indian army women
The Army said that it had the "right to determine eligibility criteria" for several posts and that a "married female candidate is barred from applying to any of the departments in the Army as a general rule." [Representational Image]Reuters

The Indian Army has justified its policy of barring married women from applying to the Judge Advocate General (JAG), the Army's legal branch, by informing the Delhi High Court that it wants to make sure women officers complete their period of training without taking any leave "necessitated by pregnancy or domestic needs resulting from marriage" as that would affect their rigorous training.

The army also said that both unmarried male and female candidates are not allowed to enter into a wedlock during the training period which lasts for 10 months.

"It is therefore submitted that a female married candidate, due to the peculiarities of gender, may not be able to meet with the rigorous training which they may be subjected to during the period of their training at the OTA without sacrificing efficiency," it said in an affidavit, adding that female officers could get married once the training period ended.

It said that the rule is a "reasonable restriction... to ensure that they are invariably in a physical condition which would enable them to participate in pre-commissioning training." The affidavit also stated that the "restriction applies to male candidates also in the sense that during pre-commissioning training they cannot get married if otherwise unmarried."

The Army responded to a Public Interest Litigation (PIL) seeking for the restriction to be removed filed by law student Kush Kalra who thought that the policy was "discriminatory and unconstitutional", the Press trust of India (PTI) reported.

"Due to this institutionalised discrimination, married female candidates who are law graduates are being deprived of their right to serve in JAG department of Indian Army... This discrimination on grounds of gender is violative of the fundamental right of equality before law, right not to be discriminated on the ground of sex, equality of opportunity in matters of public employment, fundamental right to practice any profession and occupation and human rights of the women," Kalra's petition stated requesting the court to declare this policy unconstitutional.

The petition also alleged "uneven distribution/allocation of seats for women" while recruiting into the department.
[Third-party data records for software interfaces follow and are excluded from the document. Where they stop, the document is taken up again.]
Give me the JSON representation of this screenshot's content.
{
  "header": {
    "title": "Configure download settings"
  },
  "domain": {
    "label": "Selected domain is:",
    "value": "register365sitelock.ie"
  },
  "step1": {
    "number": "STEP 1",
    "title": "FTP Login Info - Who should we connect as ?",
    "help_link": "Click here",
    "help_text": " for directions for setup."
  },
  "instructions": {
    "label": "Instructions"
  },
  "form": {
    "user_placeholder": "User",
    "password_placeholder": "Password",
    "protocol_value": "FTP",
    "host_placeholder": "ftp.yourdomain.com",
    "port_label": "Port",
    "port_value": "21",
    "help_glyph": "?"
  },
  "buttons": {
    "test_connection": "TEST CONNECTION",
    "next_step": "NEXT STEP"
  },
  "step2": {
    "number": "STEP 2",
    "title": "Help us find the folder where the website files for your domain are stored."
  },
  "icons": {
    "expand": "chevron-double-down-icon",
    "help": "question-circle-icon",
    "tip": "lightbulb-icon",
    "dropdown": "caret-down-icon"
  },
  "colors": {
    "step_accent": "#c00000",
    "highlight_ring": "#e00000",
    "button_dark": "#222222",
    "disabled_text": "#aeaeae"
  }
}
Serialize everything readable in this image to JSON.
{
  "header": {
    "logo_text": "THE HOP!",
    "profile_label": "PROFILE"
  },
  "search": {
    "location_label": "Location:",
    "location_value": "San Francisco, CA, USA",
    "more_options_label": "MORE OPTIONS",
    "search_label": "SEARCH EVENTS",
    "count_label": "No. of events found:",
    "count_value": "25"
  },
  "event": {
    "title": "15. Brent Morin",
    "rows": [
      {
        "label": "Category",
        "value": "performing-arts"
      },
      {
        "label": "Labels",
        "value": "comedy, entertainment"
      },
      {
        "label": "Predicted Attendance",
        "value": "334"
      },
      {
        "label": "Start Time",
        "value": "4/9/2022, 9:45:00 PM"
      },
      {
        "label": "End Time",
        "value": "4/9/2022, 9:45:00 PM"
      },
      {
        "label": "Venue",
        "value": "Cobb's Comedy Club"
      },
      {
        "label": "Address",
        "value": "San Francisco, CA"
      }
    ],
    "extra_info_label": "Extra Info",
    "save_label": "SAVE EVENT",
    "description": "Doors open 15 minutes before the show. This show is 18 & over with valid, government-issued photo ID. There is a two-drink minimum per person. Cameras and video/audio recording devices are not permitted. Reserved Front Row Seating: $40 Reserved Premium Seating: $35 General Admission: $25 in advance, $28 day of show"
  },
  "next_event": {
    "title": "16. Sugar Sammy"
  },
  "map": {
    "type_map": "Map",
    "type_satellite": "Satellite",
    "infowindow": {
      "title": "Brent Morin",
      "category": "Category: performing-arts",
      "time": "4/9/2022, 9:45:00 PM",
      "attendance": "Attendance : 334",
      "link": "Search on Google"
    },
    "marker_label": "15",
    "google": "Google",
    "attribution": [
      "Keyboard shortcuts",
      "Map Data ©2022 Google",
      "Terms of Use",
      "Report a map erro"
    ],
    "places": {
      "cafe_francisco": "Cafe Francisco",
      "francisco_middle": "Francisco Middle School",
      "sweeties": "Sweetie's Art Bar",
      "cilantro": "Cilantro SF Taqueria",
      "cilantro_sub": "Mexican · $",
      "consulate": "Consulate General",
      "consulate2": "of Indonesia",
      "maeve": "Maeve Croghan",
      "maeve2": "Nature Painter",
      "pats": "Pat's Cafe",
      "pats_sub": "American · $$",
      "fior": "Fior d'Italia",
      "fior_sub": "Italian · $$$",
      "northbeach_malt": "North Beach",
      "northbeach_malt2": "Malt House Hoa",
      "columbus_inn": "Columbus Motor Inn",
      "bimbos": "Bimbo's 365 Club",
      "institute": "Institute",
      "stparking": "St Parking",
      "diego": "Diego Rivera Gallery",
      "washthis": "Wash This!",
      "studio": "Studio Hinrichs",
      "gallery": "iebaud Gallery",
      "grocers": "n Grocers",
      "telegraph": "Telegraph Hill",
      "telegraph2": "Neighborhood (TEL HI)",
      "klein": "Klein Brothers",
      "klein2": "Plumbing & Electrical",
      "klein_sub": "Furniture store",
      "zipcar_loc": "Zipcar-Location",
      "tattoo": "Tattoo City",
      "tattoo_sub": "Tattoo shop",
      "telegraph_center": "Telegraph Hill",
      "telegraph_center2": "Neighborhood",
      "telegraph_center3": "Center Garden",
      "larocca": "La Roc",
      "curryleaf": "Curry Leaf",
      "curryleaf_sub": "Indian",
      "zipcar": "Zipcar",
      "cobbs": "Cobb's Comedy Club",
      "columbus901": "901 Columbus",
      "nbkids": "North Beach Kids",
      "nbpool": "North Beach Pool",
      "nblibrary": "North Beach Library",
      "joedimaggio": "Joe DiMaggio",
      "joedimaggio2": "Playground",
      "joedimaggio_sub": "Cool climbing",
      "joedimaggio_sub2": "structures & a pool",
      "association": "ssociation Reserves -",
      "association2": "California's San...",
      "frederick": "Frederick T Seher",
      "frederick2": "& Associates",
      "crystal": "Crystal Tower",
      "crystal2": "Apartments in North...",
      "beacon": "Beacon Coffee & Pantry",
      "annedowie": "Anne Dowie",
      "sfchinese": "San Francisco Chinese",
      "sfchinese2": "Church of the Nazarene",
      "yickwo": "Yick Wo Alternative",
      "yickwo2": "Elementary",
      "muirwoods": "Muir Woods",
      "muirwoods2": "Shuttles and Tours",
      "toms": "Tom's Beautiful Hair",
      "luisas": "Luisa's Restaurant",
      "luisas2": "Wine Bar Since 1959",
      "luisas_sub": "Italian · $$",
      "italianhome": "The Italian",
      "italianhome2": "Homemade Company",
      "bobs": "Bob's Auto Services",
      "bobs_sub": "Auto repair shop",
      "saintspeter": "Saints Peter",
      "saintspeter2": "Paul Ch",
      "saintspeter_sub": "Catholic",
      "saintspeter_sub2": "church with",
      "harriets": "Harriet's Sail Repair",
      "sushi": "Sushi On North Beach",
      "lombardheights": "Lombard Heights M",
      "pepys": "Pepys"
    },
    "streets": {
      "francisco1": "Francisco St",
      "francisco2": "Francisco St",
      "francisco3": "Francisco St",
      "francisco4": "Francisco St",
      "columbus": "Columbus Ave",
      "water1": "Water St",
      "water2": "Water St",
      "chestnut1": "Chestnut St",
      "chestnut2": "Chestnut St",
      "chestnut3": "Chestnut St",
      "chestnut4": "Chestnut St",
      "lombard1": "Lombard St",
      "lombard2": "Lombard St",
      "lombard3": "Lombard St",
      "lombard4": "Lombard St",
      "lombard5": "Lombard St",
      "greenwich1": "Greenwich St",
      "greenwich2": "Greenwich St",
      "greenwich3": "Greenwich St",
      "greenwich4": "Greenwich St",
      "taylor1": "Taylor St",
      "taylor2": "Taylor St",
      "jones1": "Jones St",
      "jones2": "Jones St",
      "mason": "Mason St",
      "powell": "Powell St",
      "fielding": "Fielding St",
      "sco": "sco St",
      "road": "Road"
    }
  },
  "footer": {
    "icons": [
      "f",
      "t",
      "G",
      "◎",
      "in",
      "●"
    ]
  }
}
Vacancies for men were shown as 10 while for there were only four seats advertised for women. Therefore, it also requested for a stay on the recruitment process for 2017 as the application called for unmarried women and married/unmarried men.

However, the Army stated that it had the "right to determine eligibility criteria" for several posts and that a "married female candidate is barred from applying to any of the departments in the Army as a general rule" and not just the JAG.

It also stated that such "rules are not to create a discriminatory regime but only to facilitate seamless entry of women and absorption in the forces."